Bersweden's youthful impudence contrasts with Dunn's worldly maturity. The difference finds its clearest manifestations in the authors' respective quests for Britain's sole wild Lady's Slipper Orchid, hidden away in the Yorkshire Dales. Jon thinks it irresponsible to draw attention to the Lady's secret location and resolves not to visit. Leif has no such reservations, spending several days yomping across Yorkshire then apparently discovering the site by accident.
The difference in life-stage is also apparent in the author's respective treatment of mishaps. This is Bersweden's first big life adventure. Scrapes – a car breaking down, getting lost – thus understandably provoke exaggerated emotions. But their repetitiveness grates; and the focus on them reveals immaturity. Dunn doubtless has similar escapades, but thinks less of them. He majors only on being verbally abused and intimidated by oiks on a Cumbrian lane and by a genuinely safety-threatening incident following a storm on a remote Hebridean island. Their impact is the greater for being underplayed.

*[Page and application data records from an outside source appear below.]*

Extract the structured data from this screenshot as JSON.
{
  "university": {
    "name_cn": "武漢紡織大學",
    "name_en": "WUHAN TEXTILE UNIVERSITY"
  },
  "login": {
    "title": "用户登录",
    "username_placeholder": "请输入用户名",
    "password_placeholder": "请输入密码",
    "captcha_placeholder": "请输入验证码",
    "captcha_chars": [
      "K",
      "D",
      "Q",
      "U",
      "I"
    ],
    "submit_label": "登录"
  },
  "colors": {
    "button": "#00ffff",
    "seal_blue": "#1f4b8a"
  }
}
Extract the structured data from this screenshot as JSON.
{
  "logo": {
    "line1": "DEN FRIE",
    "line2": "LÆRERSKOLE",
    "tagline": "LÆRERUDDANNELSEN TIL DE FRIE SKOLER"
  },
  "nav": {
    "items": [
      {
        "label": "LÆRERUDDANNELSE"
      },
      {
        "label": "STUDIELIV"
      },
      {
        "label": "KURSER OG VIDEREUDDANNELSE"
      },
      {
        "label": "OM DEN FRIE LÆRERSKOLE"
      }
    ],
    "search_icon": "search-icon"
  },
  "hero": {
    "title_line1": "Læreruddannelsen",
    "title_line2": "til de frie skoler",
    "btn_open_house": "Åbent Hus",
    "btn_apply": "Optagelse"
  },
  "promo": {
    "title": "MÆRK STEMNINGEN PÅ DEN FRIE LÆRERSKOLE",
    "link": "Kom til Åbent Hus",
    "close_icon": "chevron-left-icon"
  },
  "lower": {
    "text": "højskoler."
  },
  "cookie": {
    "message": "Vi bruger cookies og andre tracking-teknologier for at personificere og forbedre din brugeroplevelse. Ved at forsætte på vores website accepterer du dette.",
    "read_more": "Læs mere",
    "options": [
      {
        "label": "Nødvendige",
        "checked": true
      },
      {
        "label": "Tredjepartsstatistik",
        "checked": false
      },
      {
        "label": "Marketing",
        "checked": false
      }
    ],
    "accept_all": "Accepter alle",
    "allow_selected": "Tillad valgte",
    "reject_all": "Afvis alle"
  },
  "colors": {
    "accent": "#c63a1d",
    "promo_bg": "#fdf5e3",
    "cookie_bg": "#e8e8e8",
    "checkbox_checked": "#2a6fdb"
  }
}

Bersweden's book is riven with adolescent insecurity. A desired love affair is briefly requited then painfully lost. Orchids provide Leif with a steadier partner – yet he yearns for the affirmation of a companion with whom to share his love for plants. Dunn wears no such heart on his sleeve. We learn relatively little about him – and he underplays the emotionality of his quest, letting the plants dominate.
Dunn's writing is richer and denser than Bersweden's; there is vastly more depth to Orchid Summer. Whereas Berswerden's primary aim is very much to see every single species and his narrative is thus linear, Dunn seems almost to forget how many types he has seen, instead prioritising the weaving of a cultural and historical tapestry. Dunn also wishes to reveal more of the variation within orchids, proactively seeking out named variants and tracking down obscure hybrids. Dunn's botancial year is so much more than a checklist.
Please don't think that I am dissing The Orchid Hunter. I greatly enjoyed it. Bersweden has many nice turns of phrase. His book is far better written than might be expected of such a young writer. I would have been over the moon to write that well in my early twenties. But Dunn's brush brings better texture to the landscape he depicts, and his exploration of orchid-hunting histories so much more flavoursome.
There is a downside to Dunn's depth of treatment. Sometimes he gets a little too detailed, a little too carried away. This risks losing some readers. Berswerden's lighter approach may thus appeal to a wider audience. His present as a science communicator is strong, but his future is even mightier. The Orchid Hunter also indulges its readers with colour photographs of each species of orchid – which again should widen its appeal. Orchid Summer would have been wise to include the same, particularly given Dunn's explicitly painstaking efforts to photograph each interesting plant. Presumably tight publisher budgets dictated otherwise.
Only one element rankles on both books - the same opportunity, twice missed. That said, I suspect even this speaks more to personal prejudice (and the proposal I wrote for 'my' non-book). I feel that neither author really penetrates below the surface of orchidelirium, the obsessionality that pervades the world of orchid-lovers. Neither fully gets to grips with quite why orchids so intoxicate. Bersweden focuses almost entirely on his own experience. Dunn comes closest with pen portraits of occasional fellow enthusiasts whom he joined on his travels, the colourful, fast-driving Richard Bate being one, and his musings and inferences on the origins of the Dorset Sawfly Orchid, which I twitched shortly after it had been wrecked by Storm Katie. But there remains scope to for him to have explored the psychology of orchid-hunting. If only there remained market enough for a third book...